| Action item |
From the listing below, copy each line where "icon" occurs.

| Task material |
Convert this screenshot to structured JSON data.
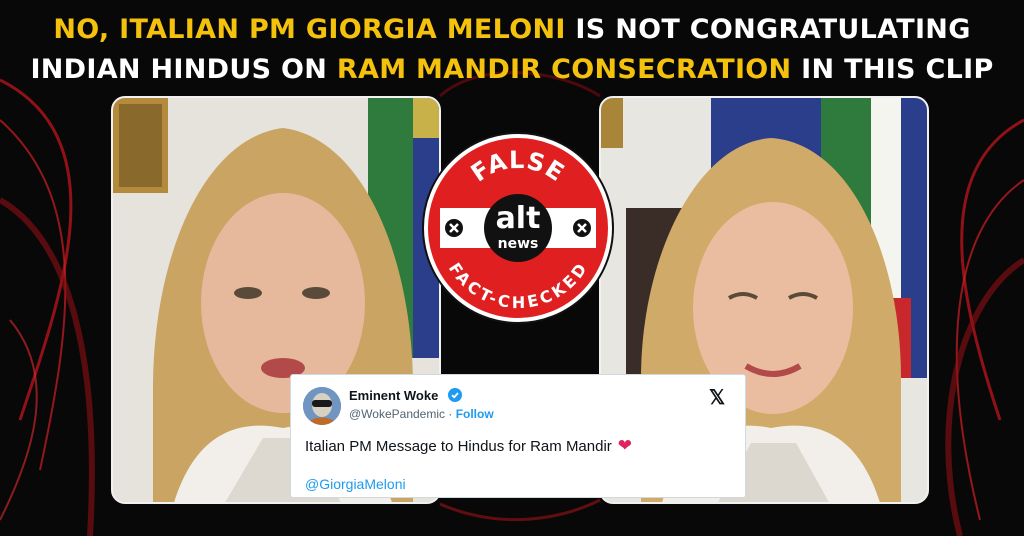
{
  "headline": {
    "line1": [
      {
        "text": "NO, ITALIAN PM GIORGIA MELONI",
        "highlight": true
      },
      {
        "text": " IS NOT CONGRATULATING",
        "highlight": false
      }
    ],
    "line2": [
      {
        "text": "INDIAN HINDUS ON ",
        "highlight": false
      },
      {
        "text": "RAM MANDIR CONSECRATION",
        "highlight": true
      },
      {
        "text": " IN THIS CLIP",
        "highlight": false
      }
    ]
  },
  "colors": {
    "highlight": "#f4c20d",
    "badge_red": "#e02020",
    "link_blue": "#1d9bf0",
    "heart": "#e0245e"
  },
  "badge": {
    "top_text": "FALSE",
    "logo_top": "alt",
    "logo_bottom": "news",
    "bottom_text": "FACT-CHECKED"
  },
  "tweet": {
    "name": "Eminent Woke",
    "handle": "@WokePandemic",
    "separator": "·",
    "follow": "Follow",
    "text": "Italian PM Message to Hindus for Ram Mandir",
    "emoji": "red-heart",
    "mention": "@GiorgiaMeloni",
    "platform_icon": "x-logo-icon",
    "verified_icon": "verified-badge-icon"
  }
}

| Your solution |
    "platform_icon": "x-logo-icon",
    "verified_icon": "verified-badge-icon"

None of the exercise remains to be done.